After dodging questions for months about “packing” the Supreme Court — in other words, adding new seats to the bench in an effort to shift its ideological balance — then-candidate Joe Biden revealed in October that, if elected, he would establish a “bipartisan commission” to look into potential reforms to the federal court system, as Fox News reported.
Now, Biden seems to have just made good on that promise. According to Fox, the White House said Wednesday that it’d be moving forward with plans to establish a commission to “study” various reform options, which may include court-packing.
“The President remains committed to an expert study of the role and debate over reform of the court and will have more to say in the coming week,” the Biden administration said in a statement.
Biden’s “bipartisan” commission
Politico was the first to report that President Biden had already taken steps to create the purportedly bipartisan commission of experts, and had even nominated its first few members.
Politico cited “multiple people familiar with the discussions.”

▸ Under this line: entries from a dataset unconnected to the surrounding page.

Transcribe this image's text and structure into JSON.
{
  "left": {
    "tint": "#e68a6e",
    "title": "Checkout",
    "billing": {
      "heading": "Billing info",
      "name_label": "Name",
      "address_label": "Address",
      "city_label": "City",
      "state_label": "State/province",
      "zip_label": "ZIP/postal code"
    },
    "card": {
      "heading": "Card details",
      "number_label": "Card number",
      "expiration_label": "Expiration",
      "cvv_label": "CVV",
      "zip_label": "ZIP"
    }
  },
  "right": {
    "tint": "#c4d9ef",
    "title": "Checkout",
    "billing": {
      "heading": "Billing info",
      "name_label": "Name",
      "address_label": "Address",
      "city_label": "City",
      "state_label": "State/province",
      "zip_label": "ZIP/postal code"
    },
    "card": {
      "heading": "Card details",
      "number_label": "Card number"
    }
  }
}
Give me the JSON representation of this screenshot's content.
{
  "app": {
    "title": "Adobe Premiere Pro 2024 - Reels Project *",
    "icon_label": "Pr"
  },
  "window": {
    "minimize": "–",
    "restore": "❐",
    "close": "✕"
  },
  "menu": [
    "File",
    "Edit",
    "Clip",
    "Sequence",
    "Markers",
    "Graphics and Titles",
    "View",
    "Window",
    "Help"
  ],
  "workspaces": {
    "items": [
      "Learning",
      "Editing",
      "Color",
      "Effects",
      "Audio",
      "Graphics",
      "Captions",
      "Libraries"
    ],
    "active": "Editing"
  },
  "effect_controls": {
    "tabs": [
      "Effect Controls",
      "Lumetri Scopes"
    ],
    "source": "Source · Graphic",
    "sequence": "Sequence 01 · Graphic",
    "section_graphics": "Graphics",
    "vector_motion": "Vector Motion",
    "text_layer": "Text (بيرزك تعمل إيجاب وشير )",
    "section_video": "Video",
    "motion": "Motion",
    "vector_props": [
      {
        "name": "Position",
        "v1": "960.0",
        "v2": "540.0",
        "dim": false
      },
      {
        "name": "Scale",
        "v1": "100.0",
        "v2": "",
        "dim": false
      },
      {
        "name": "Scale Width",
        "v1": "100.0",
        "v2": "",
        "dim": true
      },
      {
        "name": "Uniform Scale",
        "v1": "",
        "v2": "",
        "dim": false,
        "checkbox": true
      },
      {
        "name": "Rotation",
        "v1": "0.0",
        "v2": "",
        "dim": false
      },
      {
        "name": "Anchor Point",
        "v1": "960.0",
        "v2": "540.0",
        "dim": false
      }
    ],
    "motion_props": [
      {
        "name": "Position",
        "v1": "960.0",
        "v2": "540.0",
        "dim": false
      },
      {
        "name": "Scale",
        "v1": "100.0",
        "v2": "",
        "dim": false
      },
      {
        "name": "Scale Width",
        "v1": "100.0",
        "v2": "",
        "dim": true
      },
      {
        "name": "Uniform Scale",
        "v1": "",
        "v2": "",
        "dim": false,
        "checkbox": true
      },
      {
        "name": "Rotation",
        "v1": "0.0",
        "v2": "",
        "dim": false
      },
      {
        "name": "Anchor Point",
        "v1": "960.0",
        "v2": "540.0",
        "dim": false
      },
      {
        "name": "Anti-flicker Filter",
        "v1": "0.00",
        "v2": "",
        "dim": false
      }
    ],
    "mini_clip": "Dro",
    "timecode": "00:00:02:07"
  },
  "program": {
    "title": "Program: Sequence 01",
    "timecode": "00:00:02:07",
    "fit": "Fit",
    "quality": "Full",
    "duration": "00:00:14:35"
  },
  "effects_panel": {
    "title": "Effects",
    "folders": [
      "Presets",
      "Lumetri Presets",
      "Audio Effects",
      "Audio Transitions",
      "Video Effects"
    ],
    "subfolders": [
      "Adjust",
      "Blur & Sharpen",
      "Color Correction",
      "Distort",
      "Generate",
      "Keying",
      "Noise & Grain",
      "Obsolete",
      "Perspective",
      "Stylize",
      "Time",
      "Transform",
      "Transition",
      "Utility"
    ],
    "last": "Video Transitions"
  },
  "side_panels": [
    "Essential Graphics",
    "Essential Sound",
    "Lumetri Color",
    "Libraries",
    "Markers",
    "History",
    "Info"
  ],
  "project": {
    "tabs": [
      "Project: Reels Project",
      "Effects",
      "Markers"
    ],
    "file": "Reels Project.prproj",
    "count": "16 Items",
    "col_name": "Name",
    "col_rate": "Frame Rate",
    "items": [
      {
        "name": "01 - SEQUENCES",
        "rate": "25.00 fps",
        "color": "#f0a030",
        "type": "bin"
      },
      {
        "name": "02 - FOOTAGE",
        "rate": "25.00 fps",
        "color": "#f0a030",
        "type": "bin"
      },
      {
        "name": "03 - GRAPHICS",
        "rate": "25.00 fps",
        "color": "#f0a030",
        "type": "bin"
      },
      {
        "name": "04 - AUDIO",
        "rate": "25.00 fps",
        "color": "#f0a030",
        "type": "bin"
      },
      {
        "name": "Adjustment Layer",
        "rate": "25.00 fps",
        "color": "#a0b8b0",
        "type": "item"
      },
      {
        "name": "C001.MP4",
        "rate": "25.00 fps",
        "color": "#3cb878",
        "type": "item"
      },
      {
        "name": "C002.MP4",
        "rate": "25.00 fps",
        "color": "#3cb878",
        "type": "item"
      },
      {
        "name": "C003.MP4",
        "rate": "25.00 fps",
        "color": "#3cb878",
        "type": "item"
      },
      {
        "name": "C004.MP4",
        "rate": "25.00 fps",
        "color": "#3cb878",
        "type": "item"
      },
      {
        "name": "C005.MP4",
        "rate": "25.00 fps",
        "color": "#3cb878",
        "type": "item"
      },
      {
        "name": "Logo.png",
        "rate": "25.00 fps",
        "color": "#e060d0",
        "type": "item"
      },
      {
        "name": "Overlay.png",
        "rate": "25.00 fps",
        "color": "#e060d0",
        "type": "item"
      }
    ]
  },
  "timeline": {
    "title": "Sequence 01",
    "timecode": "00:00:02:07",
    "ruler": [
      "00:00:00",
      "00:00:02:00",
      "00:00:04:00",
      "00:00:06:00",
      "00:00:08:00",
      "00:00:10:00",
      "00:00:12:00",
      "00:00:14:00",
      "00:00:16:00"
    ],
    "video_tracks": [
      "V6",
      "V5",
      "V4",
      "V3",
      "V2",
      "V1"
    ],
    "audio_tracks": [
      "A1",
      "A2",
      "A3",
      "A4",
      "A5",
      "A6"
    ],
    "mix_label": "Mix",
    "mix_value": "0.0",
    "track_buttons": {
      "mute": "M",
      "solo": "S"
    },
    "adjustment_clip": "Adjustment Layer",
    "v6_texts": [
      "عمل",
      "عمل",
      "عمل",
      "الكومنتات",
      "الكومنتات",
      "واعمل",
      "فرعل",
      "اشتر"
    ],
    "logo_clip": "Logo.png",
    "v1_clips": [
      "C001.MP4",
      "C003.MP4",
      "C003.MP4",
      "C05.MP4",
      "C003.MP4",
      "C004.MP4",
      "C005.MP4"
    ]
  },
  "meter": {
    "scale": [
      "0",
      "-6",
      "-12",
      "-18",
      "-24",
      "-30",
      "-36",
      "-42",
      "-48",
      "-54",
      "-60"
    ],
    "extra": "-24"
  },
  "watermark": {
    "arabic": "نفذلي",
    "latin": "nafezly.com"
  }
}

The commission will reportedly include anywhere from nine to 15 members once fully established and will be housed within the White House Counsel’s office. It will be co-chaired by Biden campaign attorney Bob Bauer, as well as Yale Law School professor Cristina Rodriguez, a former deputy assistant attorney general in the Obama administration, according to Politico.
Also said to have already been nominated to the “bipartisan” commission was Caroline Fredrickson, former president of the progressive American Constitution Society, and Jack Goldsmith, a Harvard Law School professor who was formerly an assistant attorney general in the Bush administration.
Of course, it remains unclear what sort of reforms the group will suggest to the president, and if court-packing will indeed be one of them.
For what it’s worth, Biden had in the past seemed resistant to the notion of packing the court; he claimed on the campaign trail that was “not a fan” of the idea, according to Fox, and in 1983, the then-senator called it a “bonehead” idea unworthy of consideration.
As for his current commission, Biden first vowed to create such a group in an interview with CBS News in October.
“If elected, what I will do is I’ll put together a national commission, a bipartisan commission of scholars, constitutional scholars, Democrats, Republicans, liberals, conservatives,” the now-president said, according to Fox. “I will ask them to, over 180 days, come back to me with recommendations as to how to reform the court system because it’s getting out of whack.
“It’s not about court-packing,” he added. “There’s a number of other things that our constitutional scholars have debated, and I’ve looked to see what recommendations that commission might make… There’s a number of alternatives that go well beyond packing.”